Second, you choose one of three buttons to select:
Time Limit (allows you to choose a time limit of 30 to 180 seconds for the entire activity or per activity, depending upon which learning activity you choose)
Math Operation (addition, subtraction, multiplication or division)
Level or Table Number (Levels are included on the back of Flashmaster; tables include 0-9 for addition/subtraction, 0-12 for multiplication, or 1-12 for division)
Third, you push start and the flashcards begin.
Other buttons include:
Sound - to mute or allow sound (in case you are driving)
Pause - to stop the game in case your child is interrupted
Enter Problems - to enter special problems that are missed
See results - to review the last nine activities performed
There are also indented function buttons which allow a parent to hide or show the countdown of time limit, change the problem format, erase results, and erase missed and entered problems.
The screen itself takes up about 1/5 of the component, and offers a simple LCD image, with rather large numbers, in a horizontal format. As problems appear and the student attempts to answer them, Flashmaster
lets them know if they answered the problem correctly or not by making different sounds. In the timed tests, once a problem is answered incorrectly, students are not given a second chance to answer, and are not shown the correct answer. In untimed tests, however, they are given another chance, and if they still give an incorrect answer, the correct answer displays.
After a session is completed, Flashmaster
shows the number of correct problems, the number of attempted problems, and the percentage correct. As a visual person, the only thing that bothered me about this product was the fact the numbers were presented horizontally instead of vertically, and the number buttons (for answers) are lined up at the bottom of the horizontal component from 1 to 0, which make it difficult to answer correctly in some timed tests (my mind works 0 to 9).

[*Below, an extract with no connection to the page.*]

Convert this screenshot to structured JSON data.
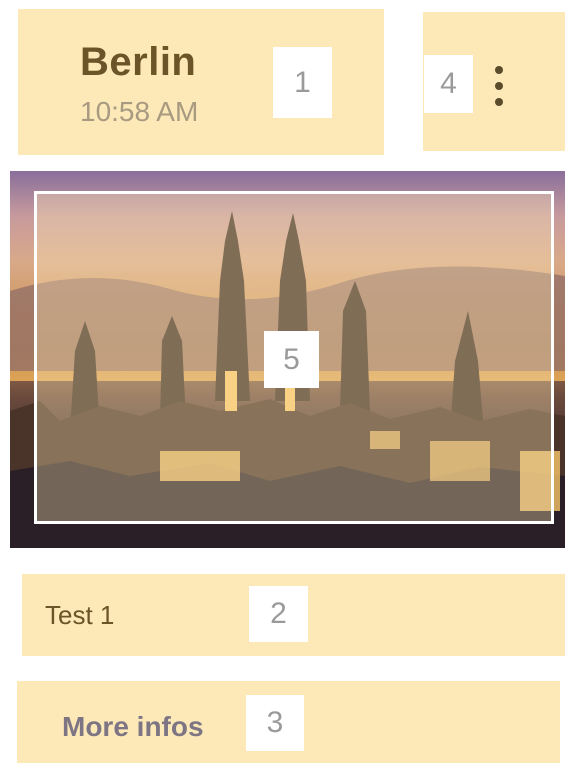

, which is about the size of a large PDA or a Gameboy Color, can fit inside a mom's purse, inside a jacket pocket, or even inside a glove compartment so that your child always has an exciting, interesting ... and most importantly, an educational activity handy.